Ciudad Nezahualcoyotl, Mexico — Tangled in the front line trenches of Mexican President Felipe Calderon's anti-narcotics campaign are the country's growing legions of addicts, who find themselves sought by gangsters as both customers and sometime targets of their violence.
|Residents of the municipally run Addiction Treatment Center in Ciudad Nezahualcoyotl express their feelings and concerns at a weekly communication session. (Keith Dannemiller/Chronicle)|
Cheap and plentiful narcotics have flooded the country as producers and traffickers have sought to open new markets for cocaine, heroin, methamphetamine and other drugs.
And the gangland violence, which has killed thousands, also has targeted addicts and rehab workers: At least 43 in the last 13 months have been murdered in attacks on drug rehab centers in Ciudad Juarez, bordering El Paso.
After years of cracking down on gangsters, Calderon has turned at least some attention to prevention and treatment. Using money seized from drug traffickers, his administration in the past year has opened more than 300 new drug rehab centers, some located in small farm towns.
U.S. shifts resources
That growing focus on treatment dovetails with that of the Obama administration, which has shifted more resources to prevention and treatment as well. U.S. officials are providing Mexico with treatment techniques and helping set up so-called drug courts here in which offenders are offered supervised rehabilitation instead of jail time.
“Things that the Mexican government wants and asks for we are very happy to provide,” Thomas McLellan, the new deputy U.S. drug czar, said during a visit to Mexico City last week. “It's in our interest to do so.”
‘A consumer country'
Physician Francisco Ra- mirez is director of a municipal rehab center in Nezahualcoyotl, a onetime slum turned working class city of about 1.5 million people stapled to the eastern edge of Mexico's capital.
His center is one of more than 1,700 that have sprung up nationwide as narcotics abuse — and addiction — exploded in the past decade.
“Mexico used to be a transit place, the trampoline. Now it's a consumer country,” he said. “The drug of choice here is cocaine,” he said. “It's easier to buy crack here than it is marijuana.”
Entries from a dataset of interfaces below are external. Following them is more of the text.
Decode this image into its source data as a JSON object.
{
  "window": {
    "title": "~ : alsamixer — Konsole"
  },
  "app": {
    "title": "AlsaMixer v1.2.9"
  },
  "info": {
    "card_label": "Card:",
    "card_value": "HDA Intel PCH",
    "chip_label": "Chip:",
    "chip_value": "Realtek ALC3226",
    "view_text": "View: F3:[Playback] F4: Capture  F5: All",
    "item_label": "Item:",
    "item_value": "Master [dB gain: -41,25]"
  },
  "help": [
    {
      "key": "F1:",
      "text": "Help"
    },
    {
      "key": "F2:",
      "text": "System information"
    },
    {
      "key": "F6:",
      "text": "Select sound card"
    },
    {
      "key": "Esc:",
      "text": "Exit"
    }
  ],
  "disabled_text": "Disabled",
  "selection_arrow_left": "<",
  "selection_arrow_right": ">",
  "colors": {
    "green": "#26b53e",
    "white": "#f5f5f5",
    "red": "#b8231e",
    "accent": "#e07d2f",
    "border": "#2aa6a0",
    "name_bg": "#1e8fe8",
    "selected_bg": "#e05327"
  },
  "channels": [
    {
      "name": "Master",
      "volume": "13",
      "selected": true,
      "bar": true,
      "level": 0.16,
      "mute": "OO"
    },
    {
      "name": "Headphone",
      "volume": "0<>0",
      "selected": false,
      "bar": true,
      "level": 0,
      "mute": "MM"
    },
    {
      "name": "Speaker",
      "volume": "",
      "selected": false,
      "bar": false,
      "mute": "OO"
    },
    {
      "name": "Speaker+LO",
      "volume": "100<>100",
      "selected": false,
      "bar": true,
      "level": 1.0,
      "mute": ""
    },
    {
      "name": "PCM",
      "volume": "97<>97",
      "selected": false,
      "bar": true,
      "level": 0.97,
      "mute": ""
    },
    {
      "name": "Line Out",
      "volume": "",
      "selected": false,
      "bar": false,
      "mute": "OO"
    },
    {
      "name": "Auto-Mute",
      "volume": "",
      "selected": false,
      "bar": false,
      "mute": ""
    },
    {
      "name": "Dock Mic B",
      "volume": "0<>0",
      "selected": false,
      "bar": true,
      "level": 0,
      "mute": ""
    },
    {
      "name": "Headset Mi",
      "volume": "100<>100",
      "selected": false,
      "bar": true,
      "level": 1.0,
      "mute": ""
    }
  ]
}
Officials estimate that 3.5 million Mexicans have used narcotics at least once and that nearly 600,000 have become dependent drug consumers.
While still a fraction of those in the U.S., where experts estimate 22 million people are narcotic-dependent, Mexico's addicts have nearly doubled in number in just five years, officials say.
“Friends consume, parents consume, brothers consume,” German Hernandez, one of four staff psychologists at the Nezahualcoyotl center said. “It's become a cultural issue.”
Senior citizens and children as young as 11 have been treated at the clinic.
Last week, six youngsters and four older family men sat semi-circled in a light-filled meeting room in the clinic discussing how to communicate with one another, their families and friends. One was 22-year-old Javier Altamirano, addicted to crack at the age of 14.
3% of addicts treated
His crack habit got him thrown out of the army, ended his marriage and separated him from his toddler son — the addiction taking nearly every peso he's able to scrape together washing cars.
“It's become that I work just to buy crack,” said Altamirano, who checked himself into the center two weeks ago vowing to break the addiction for good. “I want to have a relationship with my son. I want to have a relationship with another woman. I want to get ahead.”
Altamirano stands among only 3 percent of drug addicts being treated in Mexico, estimates the federal government's anti-narcotics office, CONADIC. Still, the odds of recovery are against him.
Opened three years ago, the Nezahualcoytl clinic has been recognized as one of the best of its kind in Mexico. But only one in three of the patients treated have been able to kick their habit for good, Ramirez said.
“They haven't taken advantage of everything we can do,” Ramirez said.
“You don't need to have a cure to have a substantial impact on the course of an epidemic.”